Task to carry out: Please return every line of the records below that contains the word "Rotation".

:: Given records

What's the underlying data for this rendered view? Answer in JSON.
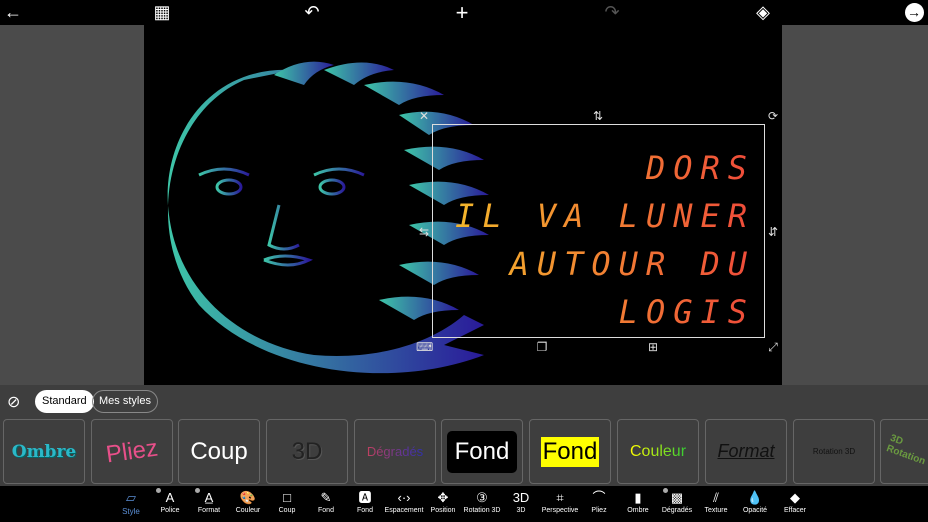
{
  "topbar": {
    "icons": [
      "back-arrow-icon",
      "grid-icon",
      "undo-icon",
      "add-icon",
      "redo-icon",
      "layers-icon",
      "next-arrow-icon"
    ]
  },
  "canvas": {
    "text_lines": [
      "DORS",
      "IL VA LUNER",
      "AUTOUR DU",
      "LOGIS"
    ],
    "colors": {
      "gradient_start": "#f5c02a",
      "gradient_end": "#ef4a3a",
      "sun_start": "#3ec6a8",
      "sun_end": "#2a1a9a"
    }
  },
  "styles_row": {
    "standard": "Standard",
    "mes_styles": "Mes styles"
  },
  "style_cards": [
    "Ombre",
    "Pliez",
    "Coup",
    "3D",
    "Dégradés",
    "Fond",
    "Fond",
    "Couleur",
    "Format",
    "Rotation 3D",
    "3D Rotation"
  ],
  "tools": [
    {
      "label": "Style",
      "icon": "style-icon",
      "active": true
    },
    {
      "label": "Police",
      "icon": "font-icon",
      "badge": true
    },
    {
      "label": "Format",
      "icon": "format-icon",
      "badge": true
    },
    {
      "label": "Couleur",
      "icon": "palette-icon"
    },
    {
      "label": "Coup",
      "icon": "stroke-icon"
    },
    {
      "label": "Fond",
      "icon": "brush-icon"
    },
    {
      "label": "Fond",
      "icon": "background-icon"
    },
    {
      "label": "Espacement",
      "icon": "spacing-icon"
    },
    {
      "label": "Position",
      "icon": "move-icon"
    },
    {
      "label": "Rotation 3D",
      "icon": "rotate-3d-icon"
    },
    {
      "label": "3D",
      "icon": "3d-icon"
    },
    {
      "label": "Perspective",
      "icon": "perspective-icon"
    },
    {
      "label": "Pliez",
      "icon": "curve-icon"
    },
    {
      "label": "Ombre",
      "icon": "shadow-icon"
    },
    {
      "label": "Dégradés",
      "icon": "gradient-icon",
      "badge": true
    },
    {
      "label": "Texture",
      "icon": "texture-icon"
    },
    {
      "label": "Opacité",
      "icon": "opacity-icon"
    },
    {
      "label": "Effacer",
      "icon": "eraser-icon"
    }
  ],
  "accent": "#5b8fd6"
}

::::

Solution to the problem:
    "Rotation 3D",
    "3D Rotation"
      "label": "Rotation 3D",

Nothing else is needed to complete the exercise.